Source records:
****

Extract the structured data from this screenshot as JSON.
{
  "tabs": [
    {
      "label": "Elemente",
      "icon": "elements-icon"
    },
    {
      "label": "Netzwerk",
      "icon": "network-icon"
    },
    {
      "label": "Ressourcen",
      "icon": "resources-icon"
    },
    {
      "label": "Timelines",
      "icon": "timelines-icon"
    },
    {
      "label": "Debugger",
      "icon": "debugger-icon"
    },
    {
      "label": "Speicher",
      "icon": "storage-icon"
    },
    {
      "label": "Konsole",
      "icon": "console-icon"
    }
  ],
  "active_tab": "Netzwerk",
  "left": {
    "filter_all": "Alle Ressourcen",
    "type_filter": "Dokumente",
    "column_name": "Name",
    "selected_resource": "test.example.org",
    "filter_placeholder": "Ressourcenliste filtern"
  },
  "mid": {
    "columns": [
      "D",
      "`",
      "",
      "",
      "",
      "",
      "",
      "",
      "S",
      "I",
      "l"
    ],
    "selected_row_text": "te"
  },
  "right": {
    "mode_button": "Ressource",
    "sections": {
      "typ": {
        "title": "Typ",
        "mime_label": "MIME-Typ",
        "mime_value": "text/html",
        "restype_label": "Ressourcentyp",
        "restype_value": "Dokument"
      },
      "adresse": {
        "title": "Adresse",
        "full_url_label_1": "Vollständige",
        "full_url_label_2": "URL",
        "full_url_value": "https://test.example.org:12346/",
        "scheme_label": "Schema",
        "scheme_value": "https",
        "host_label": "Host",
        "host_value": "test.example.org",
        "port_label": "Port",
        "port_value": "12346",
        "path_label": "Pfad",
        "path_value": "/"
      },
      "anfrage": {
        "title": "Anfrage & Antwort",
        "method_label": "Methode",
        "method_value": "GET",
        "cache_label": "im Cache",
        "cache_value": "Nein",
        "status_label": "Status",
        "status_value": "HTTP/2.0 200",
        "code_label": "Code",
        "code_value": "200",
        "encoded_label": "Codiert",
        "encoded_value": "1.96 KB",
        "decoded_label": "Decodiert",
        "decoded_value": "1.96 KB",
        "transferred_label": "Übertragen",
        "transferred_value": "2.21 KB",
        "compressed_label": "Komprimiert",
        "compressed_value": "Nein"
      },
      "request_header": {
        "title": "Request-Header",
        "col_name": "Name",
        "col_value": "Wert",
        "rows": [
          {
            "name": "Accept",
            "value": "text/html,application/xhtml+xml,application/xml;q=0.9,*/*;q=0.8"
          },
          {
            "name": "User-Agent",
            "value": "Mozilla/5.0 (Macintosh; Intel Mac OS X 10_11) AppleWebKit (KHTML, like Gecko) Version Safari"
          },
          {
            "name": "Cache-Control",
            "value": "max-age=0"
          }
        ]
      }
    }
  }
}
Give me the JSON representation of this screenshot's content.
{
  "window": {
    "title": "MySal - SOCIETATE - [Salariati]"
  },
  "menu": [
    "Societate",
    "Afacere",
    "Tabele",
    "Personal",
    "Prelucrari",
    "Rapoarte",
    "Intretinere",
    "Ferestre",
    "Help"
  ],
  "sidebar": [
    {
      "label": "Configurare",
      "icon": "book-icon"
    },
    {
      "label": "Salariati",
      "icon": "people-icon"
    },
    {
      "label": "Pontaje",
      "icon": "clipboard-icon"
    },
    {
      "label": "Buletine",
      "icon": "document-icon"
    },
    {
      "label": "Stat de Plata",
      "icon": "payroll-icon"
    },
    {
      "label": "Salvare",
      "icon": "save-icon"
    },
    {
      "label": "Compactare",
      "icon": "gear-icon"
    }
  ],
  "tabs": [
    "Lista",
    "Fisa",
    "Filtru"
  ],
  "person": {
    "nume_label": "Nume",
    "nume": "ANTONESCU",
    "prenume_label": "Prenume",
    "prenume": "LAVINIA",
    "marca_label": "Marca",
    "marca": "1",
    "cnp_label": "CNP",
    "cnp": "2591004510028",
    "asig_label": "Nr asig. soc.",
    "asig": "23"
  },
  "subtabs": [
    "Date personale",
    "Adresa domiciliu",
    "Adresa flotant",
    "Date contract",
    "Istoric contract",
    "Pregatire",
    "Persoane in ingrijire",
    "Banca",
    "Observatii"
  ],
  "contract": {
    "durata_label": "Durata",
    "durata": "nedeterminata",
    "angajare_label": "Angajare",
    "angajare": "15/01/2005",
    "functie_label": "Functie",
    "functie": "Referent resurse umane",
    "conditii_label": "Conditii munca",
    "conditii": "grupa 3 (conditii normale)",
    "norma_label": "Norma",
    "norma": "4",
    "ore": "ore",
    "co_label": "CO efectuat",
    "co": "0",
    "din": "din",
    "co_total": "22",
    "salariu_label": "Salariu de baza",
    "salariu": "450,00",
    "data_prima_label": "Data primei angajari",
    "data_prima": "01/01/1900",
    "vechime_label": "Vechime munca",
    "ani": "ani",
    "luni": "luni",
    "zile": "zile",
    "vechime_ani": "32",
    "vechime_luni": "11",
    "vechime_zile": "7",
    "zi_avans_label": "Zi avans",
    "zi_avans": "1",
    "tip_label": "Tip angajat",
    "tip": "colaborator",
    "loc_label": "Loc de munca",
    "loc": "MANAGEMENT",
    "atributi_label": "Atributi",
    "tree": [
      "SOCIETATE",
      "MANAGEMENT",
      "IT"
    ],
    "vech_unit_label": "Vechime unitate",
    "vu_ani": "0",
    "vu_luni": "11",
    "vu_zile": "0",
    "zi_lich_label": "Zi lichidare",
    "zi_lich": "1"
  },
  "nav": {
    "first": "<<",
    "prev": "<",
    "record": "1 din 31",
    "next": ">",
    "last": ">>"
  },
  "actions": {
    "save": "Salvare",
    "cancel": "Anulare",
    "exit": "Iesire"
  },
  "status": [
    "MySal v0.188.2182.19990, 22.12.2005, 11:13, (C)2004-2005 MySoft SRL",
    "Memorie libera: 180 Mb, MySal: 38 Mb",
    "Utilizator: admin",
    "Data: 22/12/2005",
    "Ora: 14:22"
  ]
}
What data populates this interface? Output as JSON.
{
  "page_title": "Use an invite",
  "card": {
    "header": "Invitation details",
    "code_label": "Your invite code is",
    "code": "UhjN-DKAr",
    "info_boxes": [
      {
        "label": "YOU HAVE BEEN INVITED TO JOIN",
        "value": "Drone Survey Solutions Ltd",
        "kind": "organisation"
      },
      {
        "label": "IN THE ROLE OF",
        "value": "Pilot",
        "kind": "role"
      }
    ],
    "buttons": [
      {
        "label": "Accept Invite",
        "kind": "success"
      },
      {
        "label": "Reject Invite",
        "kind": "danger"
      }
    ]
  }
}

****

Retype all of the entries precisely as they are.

Finished task:
Extract the structured data from this screenshot as JSON.
{
  "tabs": [
    {
      "label": "Elemente",
      "icon": "elements-icon"
    },
    {
      "label": "Netzwerk",
      "icon": "network-icon"
    },
    {
      "label": "Ressourcen",
      "icon": "resources-icon"
    },
    {
      "label": "Timelines",
      "icon": "timelines-icon"
    },
    {
      "label": "Debugger",
      "icon": "debugger-icon"
    },
    {
      "label": "Speicher",
      "icon": "storage-icon"
    },
    {
      "label": "Konsole",
      "icon": "console-icon"
    }
  ],
  "active_tab": "Netzwerk",
  "left": {
    "filter_all": "Alle Ressourcen",
    "type_filter": "Dokumente",
    "column_name": "Name",
    "selected_resource": "test.example.org",
    "filter_placeholder": "Ressourcenliste filtern"
  },
  "mid": {
    "columns": [
      "D",
      "`",
      "",
      "",
      "",
      "",
      "",
      "",
      "S",
      "I",
      "l"
    ],
    "selected_row_text": "te"
  },
  "right": {
    "mode_button": "Ressource",
    "sections": {
      "typ": {
        "title": "Typ",
        "mime_label": "MIME-Typ",
        "mime_value": "text/html",
        "restype_label": "Ressourcentyp",
        "restype_value": "Dokument"
      },
      "adresse": {
        "title": "Adresse",
        "full_url_label_1": "Vollständige",
        "full_url_label_2": "URL",
        "full_url_value": "https://test.example.org:12346/",
        "scheme_label": "Schema",
        "scheme_value": "https",
        "host_label": "Host",
        "host_value": "test.example.org",
        "port_label": "Port",
        "port_value": "12346",
        "path_label": "Pfad",
        "path_value": "/"
      },
      "anfrage": {
        "title": "Anfrage & Antwort",
        "method_label": "Methode",
        "method_value": "GET",
        "cache_label": "im Cache",
        "cache_value": "Nein",
        "status_label": "Status",
        "status_value": "HTTP/2.0 200",
        "code_label": "Code",
        "code_value": "200",
        "encoded_label": "Codiert",
        "encoded_value": "1.96 KB",
        "decoded_label": "Decodiert",
        "decoded_value": "1.96 KB",
        "transferred_label": "Übertragen",
        "transferred_value": "2.21 KB",
        "compressed_label": "Komprimiert",
        "compressed_value": "Nein"
      },
      "request_header": {
        "title": "Request-Header",
        "col_name": "Name",
        "col_value": "Wert",
        "rows": [
          {
            "name": "Accept",
            "value": "text/html,application/xhtml+xml,application/xml;q=0.9,*/*;q=0.8"
          },
          {
            "name": "User-Agent",
            "value": "Mozilla/5.0 (Macintosh; Intel Mac OS X 10_11) AppleWebKit (KHTML, like Gecko) Version Safari"
          },
          {
            "name": "Cache-Control",
            "value": "max-age=0"
          }
        ]
      }
    }
  }
}
Give me the JSON representation of this screenshot's content.
{
  "window": {
    "title": "MySal - SOCIETATE - [Salariati]"
  },
  "menu": [
    "Societate",
    "Afacere",
    "Tabele",
    "Personal",
    "Prelucrari",
    "Rapoarte",
    "Intretinere",
    "Ferestre",
    "Help"
  ],
  "sidebar": [
    {
      "label": "Configurare",
      "icon": "book-icon"
    },
    {
      "label": "Salariati",
      "icon": "people-icon"
    },
    {
      "label": "Pontaje",
      "icon": "clipboard-icon"
    },
    {
      "label": "Buletine",
      "icon": "document-icon"
    },
    {
      "label": "Stat de Plata",
      "icon": "payroll-icon"
    },
    {
      "label": "Salvare",
      "icon": "save-icon"
    },
    {
      "label": "Compactare",
      "icon": "gear-icon"
    }
  ],
  "tabs": [
    "Lista",
    "Fisa",
    "Filtru"
  ],
  "person": {
    "nume_label": "Nume",
    "nume": "ANTONESCU",
    "prenume_label": "Prenume",
    "prenume": "LAVINIA",
    "marca_label": "Marca",
    "marca": "1",
    "cnp_label": "CNP",
    "cnp": "2591004510028",
    "asig_label": "Nr asig. soc.",
    "asig": "23"
  },
  "subtabs": [
    "Date personale",
    "Adresa domiciliu",
    "Adresa flotant",
    "Date contract",
    "Istoric contract",
    "Pregatire",
    "Persoane in ingrijire",
    "Banca",
    "Observatii"
  ],
  "contract": {
    "durata_label": "Durata",
    "durata": "nedeterminata",
    "angajare_label": "Angajare",
    "angajare": "15/01/2005",
    "functie_label": "Functie",
    "functie": "Referent resurse umane",
    "conditii_label": "Conditii munca",
    "conditii": "grupa 3 (conditii normale)",
    "norma_label": "Norma",
    "norma": "4",
    "ore": "ore",
    "co_label": "CO efectuat",
    "co": "0",
    "din": "din",
    "co_total": "22",
    "salariu_label": "Salariu de baza",
    "salariu": "450,00",
    "data_prima_label": "Data primei angajari",
    "data_prima": "01/01/1900",
    "vechime_label": "Vechime munca",
    "ani": "ani",
    "luni": "luni",
    "zile": "zile",
    "vechime_ani": "32",
    "vechime_luni": "11",
    "vechime_zile": "7",
    "zi_avans_label": "Zi avans",
    "zi_avans": "1",
    "tip_label": "Tip angajat",
    "tip": "colaborator",
    "loc_label": "Loc de munca",
    "loc": "MANAGEMENT",
    "atributi_label": "Atributi",
    "tree": [
      "SOCIETATE",
      "MANAGEMENT",
      "IT"
    ],
    "vech_unit_label": "Vechime unitate",
    "vu_ani": "0",
    "vu_luni": "11",
    "vu_zile": "0",
    "zi_lich_label": "Zi lichidare",
    "zi_lich": "1"
  },
  "nav": {
    "first": "<<",
    "prev": "<",
    "record": "1 din 31",
    "next": ">",
    "last": ">>"
  },
  "actions": {
    "save": "Salvare",
    "cancel": "Anulare",
    "exit": "Iesire"
  },
  "status": [
    "MySal v0.188.2182.19990, 22.12.2005, 11:13, (C)2004-2005 MySoft SRL",
    "Memorie libera: 180 Mb, MySal: 38 Mb",
    "Utilizator: admin",
    "Data: 22/12/2005",
    "Ora: 14:22"
  ]
}
What data populates this interface? Output as JSON.
{
  "page_title": "Use an invite",
  "card": {
    "header": "Invitation details",
    "code_label": "Your invite code is",
    "code": "UhjN-DKAr",
    "info_boxes": [
      {
        "label": "YOU HAVE BEEN INVITED TO JOIN",
        "value": "Drone Survey Solutions Ltd",
        "kind": "organisation"
      },
      {
        "label": "IN THE ROLE OF",
        "value": "Pilot",
        "kind": "role"
      }
    ],
    "buttons": [
      {
        "label": "Accept Invite",
        "kind": "success"
      },
      {
        "label": "Reject Invite",
        "kind": "danger"
      }
    ]
  }
}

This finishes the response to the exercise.